On the other hand, the move to shut down unaffected factories or segments of the network was a step in the right direction.

“The best way to prevent attacks is by implementing security 101 measures. This means patching programs and enabling automatic updates, limiting permissions on systems and having procedures to deal with disaster recovery,” Leigh-Anne Galloway, cybersecurity resilience lead at Positive Technologies, told SC Media.

Trying to isolate the problem does make sense, added Reed, but he pointed out that this decision can add to a victim’s problems.

“Shutting down systems and facilities may help halt the spread of the attack reaching any further. As such, it’s prudent to take this action as far as [it’s] practical, though obviously this post-breach activity is not a long-term solution and carries its own consequences that compound the losses after an attack,” he said.

This means companies, governments and other organizations need to take a much more proactive stance when it comes to their cybersecurity, Galloway and Reed said.

Targets generally are infected due to a human error – someone clicking on a malicious email link, poor patch management or not using all the technology that is available to protect oneself.

One area to look at, Reed said, is the DNS traffic being generated by an organization. Malware has to communicate with its command-and-control server and the DNS layer is often used due to its ubiquitous nature, but this can mean wading through billions of queries, so an infosec team has to lean on technology to get the job done.

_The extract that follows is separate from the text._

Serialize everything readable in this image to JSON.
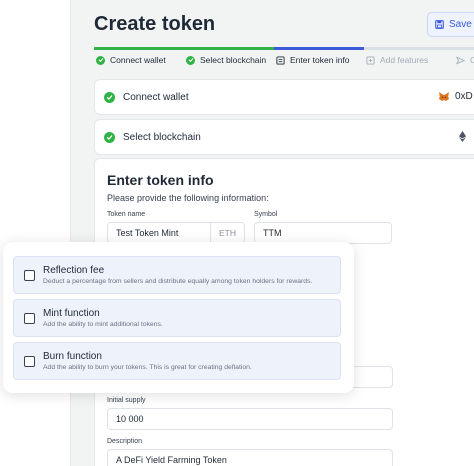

“While this equates to potentially billions of queries, the application of threat intelligence and machine learning techniques can analyze this activity at scale to deliver a rich source of information including early indicators of compromise. As such, proactive DNS cyber analytics should be wrapped into the overall security stack to intercept and neutralize attacks such as ransomware before they’re mobilized to cause harm,” he said.

On the other side of the equation are the basics that, if forgotten or not taken seriously, can lead to a massive amount of damage, Galloway said.

“Most ransomware attacks are reliant on exploiting existing vulnerabilities in computer systems. The WannaCry ransomware attack, for example, was caused by a very simple and common bad habit: using outdated and unpatched versions of software. This is… [still one] of the most common security weaknesses among organizations and enterprises,” she said.

So Galloway suggests the best way to protect against ransomware or most cyberattacks is by implementing basic security measures in conjunction with some higher level moves.

“This means patching programs and enabling automatic updates, limiting permissions on systems and having procedures to deal with disaster recovery. Organizations should implement: centralized update management; antivirus protection on all systems and endpoints, preferably with support for on-demand scanning by users of suspicious attachments prior to opening them; SIEM capabilities, for timely attack detection; and automated software audit tools to identify vulnerabilities,” she said.

SC Media has reached out to ASCO but has not received a response.